Augmedix works in clinics and uses Glass to provide remote medical scribes and increase doctor productivity, whereas Pristine uses Glass for realtime video consults between specialists in a hospital settings. Pristine also works with clients in life sciences, pharma and diagnostics.

For that reason, Schlager said he doesn't see Augmedix as competition, but he does see them as the only other serious player in the healthcare space for Glass. Some other companies, like Wearable Intelligence, position healthcare as one of a number of verticals their enterprise business focuses on, while others haven't raised any major funding and don't appear to have much of a market presence. Another company, Advanced Medical Applications, is listed as a Google Glass certified partner but doesn't appear to have launched its offerings yet.

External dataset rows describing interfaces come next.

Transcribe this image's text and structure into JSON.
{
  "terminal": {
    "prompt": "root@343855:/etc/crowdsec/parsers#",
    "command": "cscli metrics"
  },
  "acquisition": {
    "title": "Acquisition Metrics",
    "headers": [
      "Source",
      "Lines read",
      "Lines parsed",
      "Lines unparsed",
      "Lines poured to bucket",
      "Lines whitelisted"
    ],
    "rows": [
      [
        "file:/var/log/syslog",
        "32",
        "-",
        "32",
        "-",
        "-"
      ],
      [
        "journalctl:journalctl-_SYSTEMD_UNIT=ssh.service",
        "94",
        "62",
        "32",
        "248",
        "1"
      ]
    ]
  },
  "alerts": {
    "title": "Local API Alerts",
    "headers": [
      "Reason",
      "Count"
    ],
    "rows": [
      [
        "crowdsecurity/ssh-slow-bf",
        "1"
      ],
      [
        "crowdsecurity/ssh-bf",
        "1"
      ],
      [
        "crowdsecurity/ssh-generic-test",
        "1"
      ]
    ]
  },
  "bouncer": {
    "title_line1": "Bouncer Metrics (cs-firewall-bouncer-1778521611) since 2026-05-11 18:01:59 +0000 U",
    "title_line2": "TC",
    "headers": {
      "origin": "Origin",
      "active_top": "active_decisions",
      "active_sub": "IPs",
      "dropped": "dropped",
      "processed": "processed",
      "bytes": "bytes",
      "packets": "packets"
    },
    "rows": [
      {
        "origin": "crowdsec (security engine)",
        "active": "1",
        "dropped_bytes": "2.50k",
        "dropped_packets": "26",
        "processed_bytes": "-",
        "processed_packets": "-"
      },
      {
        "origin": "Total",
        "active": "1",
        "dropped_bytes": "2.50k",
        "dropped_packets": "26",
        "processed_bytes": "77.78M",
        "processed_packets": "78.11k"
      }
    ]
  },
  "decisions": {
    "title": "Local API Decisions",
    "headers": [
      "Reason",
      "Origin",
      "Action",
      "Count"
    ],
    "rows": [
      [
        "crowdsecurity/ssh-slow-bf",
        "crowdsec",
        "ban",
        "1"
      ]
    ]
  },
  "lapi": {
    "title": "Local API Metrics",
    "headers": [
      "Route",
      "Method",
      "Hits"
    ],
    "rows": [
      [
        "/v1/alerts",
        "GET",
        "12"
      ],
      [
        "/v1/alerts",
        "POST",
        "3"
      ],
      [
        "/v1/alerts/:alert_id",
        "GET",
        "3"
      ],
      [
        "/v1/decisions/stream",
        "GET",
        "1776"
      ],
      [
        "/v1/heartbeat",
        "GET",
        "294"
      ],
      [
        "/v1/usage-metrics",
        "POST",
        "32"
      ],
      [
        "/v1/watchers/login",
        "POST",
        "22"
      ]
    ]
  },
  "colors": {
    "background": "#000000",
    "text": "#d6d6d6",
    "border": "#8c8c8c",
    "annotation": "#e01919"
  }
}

Of course, if Google Glass were to be entirely shutdown, Augmedix and Pristine are both exploring other smart glasses offerings. But Shakil says right now all of Augmedix's doctors use Glass and Schlager says it's still far and away the best first generation option.

"We do work with a number of other smart glass devices," he said. "The biggest of those is probably Vuzix. We are certified Vuzix partners and work closely with their team. Vuzix just raised $25 million from Intel. Most of the rest of the space is kind of sort of vaporware still, unfortunately. It’s very hard to go to anyone and say, 'Hey, can you send me a hundred units? Very few of them can answer that question."

Shakil said his team is also in conversations with Microsoft, Epson, and Toshiba, but they either have no devices or, in Epson's case, nothing viable for the healthcare market. Overall, both Pristine and Augmedix are still bullish on Glass as an emerging technology for doctors.

"Most people in healthcare are skeptical, and rightly so," said Schlager. "Glass is really not proven, and the thing with Glass is: Smartphones are reasonably easy to understand in terms of the fundamental user experience. Glass is a totally different animal. Smart glasses aren’t worse, they’re just very different in terms of how the user perceives it. But they’re a massive opportunity. We have clients right now realizing between 3 and 700 percent ROI."

"We’re active at five mega national health systems, Dignity Health being one of them," Shakil said. "We’re active in 11 states. And the demand is really strong. Concerns around Glass, the hardware and all that, are really not a rate-limiting step for us."